Pull out every line below that contains the word "this".
Content starts
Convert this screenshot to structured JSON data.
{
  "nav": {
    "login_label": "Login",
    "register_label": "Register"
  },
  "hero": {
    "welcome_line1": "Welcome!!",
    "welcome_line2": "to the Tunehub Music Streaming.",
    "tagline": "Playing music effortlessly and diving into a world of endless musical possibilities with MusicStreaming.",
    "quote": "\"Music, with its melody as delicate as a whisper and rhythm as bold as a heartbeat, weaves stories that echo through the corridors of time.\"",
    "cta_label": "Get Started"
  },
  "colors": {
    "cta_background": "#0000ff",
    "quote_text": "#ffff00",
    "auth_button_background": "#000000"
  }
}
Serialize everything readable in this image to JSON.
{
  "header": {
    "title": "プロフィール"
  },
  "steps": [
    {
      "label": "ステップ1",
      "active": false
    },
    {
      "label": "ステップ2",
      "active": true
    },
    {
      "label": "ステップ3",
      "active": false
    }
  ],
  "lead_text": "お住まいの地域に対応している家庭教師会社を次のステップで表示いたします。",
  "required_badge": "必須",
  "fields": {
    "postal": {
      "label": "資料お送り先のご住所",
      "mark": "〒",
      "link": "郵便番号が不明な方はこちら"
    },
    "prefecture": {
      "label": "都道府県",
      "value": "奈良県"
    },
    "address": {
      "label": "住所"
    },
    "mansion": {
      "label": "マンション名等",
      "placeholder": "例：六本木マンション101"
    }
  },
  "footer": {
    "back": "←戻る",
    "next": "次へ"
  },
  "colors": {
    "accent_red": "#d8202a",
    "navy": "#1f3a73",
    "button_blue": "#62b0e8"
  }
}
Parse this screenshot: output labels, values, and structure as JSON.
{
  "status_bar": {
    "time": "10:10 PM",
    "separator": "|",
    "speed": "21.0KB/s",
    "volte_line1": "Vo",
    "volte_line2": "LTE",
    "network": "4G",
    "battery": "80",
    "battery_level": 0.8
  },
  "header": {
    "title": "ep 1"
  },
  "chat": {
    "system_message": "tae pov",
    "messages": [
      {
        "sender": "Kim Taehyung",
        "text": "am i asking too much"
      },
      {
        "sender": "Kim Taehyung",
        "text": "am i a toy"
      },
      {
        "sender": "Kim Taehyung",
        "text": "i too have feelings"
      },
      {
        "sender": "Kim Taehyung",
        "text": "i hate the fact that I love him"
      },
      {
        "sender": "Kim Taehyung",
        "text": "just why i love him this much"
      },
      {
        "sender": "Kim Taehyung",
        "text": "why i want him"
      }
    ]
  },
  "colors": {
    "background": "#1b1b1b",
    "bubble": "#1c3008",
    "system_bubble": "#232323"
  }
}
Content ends
Problem solution:
Convert this screenshot to structured JSON data.
Serialize everything readable in this image to JSON.
Parse this screenshot: output labels, values, and structure as JSON.
        "text": "just why i love him this much"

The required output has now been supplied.